Data about app and page elements
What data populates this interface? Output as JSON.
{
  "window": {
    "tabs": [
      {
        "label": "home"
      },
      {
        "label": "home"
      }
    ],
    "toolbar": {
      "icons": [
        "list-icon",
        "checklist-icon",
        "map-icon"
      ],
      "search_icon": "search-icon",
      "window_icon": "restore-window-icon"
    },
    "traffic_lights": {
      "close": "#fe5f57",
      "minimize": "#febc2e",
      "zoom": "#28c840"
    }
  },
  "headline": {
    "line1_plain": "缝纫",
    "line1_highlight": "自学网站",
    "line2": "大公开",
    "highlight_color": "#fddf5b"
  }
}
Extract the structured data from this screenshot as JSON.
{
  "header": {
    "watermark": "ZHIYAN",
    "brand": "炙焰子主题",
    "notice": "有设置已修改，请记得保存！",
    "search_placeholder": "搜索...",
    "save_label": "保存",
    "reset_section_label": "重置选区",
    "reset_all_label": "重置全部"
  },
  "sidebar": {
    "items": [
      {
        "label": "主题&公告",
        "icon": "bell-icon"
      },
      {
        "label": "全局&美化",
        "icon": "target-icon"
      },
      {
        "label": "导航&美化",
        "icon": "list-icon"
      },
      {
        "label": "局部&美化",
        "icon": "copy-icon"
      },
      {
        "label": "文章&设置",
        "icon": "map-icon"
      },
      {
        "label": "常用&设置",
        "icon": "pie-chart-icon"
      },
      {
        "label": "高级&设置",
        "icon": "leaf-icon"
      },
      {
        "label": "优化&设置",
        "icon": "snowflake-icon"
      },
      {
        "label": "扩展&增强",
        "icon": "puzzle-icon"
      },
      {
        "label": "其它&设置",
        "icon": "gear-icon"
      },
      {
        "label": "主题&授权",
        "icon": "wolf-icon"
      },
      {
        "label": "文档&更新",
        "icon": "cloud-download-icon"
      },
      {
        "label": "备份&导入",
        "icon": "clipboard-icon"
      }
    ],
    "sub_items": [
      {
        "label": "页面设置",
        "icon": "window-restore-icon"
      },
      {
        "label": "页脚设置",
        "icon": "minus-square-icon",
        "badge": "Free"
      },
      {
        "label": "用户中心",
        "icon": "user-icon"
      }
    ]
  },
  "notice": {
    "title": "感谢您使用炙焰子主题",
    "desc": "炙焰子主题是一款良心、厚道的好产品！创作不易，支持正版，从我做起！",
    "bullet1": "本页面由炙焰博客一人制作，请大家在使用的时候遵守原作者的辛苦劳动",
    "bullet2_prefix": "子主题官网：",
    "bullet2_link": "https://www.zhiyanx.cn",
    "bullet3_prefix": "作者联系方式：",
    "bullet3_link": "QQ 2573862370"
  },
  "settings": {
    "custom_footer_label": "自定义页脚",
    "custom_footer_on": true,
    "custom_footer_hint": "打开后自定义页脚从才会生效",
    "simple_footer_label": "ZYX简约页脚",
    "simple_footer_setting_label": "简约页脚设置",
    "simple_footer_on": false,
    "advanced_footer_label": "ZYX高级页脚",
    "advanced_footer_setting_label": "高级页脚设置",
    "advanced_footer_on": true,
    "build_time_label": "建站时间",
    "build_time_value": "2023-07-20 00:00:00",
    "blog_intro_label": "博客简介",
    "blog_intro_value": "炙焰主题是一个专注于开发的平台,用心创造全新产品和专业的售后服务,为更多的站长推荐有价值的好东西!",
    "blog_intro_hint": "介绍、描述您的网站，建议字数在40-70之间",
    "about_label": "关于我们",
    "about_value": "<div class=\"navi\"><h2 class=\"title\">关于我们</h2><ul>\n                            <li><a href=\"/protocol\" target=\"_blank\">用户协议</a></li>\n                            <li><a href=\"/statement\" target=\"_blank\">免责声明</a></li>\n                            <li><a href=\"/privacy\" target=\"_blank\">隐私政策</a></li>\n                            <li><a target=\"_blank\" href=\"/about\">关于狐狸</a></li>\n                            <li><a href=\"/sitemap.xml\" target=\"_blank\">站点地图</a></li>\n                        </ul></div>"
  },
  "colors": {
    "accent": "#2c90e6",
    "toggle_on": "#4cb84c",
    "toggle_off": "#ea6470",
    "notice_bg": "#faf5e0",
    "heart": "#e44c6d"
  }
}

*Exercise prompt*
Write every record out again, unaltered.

*Solved problem*
What data populates this interface? Output as JSON.
{
  "window": {
    "tabs": [
      {
        "label": "home"
      },
      {
        "label": "home"
      }
    ],
    "toolbar": {
      "icons": [
        "list-icon",
        "checklist-icon",
        "map-icon"
      ],
      "search_icon": "search-icon",
      "window_icon": "restore-window-icon"
    },
    "traffic_lights": {
      "close": "#fe5f57",
      "minimize": "#febc2e",
      "zoom": "#28c840"
    }
  },
  "headline": {
    "line1_plain": "缝纫",
    "line1_highlight": "自学网站",
    "line2": "大公开",
    "highlight_color": "#fddf5b"
  }
}
Extract the structured data from this screenshot as JSON.
{
  "header": {
    "watermark": "ZHIYAN",
    "brand": "炙焰子主题",
    "notice": "有设置已修改，请记得保存！",
    "search_placeholder": "搜索...",
    "save_label": "保存",
    "reset_section_label": "重置选区",
    "reset_all_label": "重置全部"
  },
  "sidebar": {
    "items": [
      {
        "label": "主题&公告",
        "icon": "bell-icon"
      },
      {
        "label": "全局&美化",
        "icon": "target-icon"
      },
      {
        "label": "导航&美化",
        "icon": "list-icon"
      },
      {
        "label": "局部&美化",
        "icon": "copy-icon"
      },
      {
        "label": "文章&设置",
        "icon": "map-icon"
      },
      {
        "label": "常用&设置",
        "icon": "pie-chart-icon"
      },
      {
        "label": "高级&设置",
        "icon": "leaf-icon"
      },
      {
        "label": "优化&设置",
        "icon": "snowflake-icon"
      },
      {
        "label": "扩展&增强",
        "icon": "puzzle-icon"
      },
      {
        "label": "其它&设置",
        "icon": "gear-icon"
      },
      {
        "label": "主题&授权",
        "icon": "wolf-icon"
      },
      {
        "label": "文档&更新",
        "icon": "cloud-download-icon"
      },
      {
        "label": "备份&导入",
        "icon": "clipboard-icon"
      }
    ],
    "sub_items": [
      {
        "label": "页面设置",
        "icon": "window-restore-icon"
      },
      {
        "label": "页脚设置",
        "icon": "minus-square-icon",
        "badge": "Free"
      },
      {
        "label": "用户中心",
        "icon": "user-icon"
      }
    ]
  },
  "notice": {
    "title": "感谢您使用炙焰子主题",
    "desc": "炙焰子主题是一款良心、厚道的好产品！创作不易，支持正版，从我做起！",
    "bullet1": "本页面由炙焰博客一人制作，请大家在使用的时候遵守原作者的辛苦劳动",
    "bullet2_prefix": "子主题官网：",
    "bullet2_link": "https://www.zhiyanx.cn",
    "bullet3_prefix": "作者联系方式：",
    "bullet3_link": "QQ 2573862370"
  },
  "settings": {
    "custom_footer_label": "自定义页脚",
    "custom_footer_on": true,
    "custom_footer_hint": "打开后自定义页脚从才会生效",
    "simple_footer_label": "ZYX简约页脚",
    "simple_footer_setting_label": "简约页脚设置",
    "simple_footer_on": false,
    "advanced_footer_label": "ZYX高级页脚",
    "advanced_footer_setting_label": "高级页脚设置",
    "advanced_footer_on": true,
    "build_time_label": "建站时间",
    "build_time_value": "2023-07-20 00:00:00",
    "blog_intro_label": "博客简介",
    "blog_intro_value": "炙焰主题是一个专注于开发的平台,用心创造全新产品和专业的售后服务,为更多的站长推荐有价值的好东西!",
    "blog_intro_hint": "介绍、描述您的网站，建议字数在40-70之间",
    "about_label": "关于我们",
    "about_value": "<div class=\"navi\"><h2 class=\"title\">关于我们</h2><ul>\n                            <li><a href=\"/protocol\" target=\"_blank\">用户协议</a></li>\n                            <li><a href=\"/statement\" target=\"_blank\">免责声明</a></li>\n                            <li><a href=\"/privacy\" target=\"_blank\">隐私政策</a></li>\n                            <li><a target=\"_blank\" href=\"/about\">关于狐狸</a></li>\n                            <li><a href=\"/sitemap.xml\" target=\"_blank\">站点地图</a></li>\n                        </ul></div>"
  },
  "colors": {
    "accent": "#2c90e6",
    "toggle_on": "#4cb84c",
    "toggle_off": "#ea6470",
    "notice_bg": "#faf5e0",
    "heart": "#e44c6d"
  }
}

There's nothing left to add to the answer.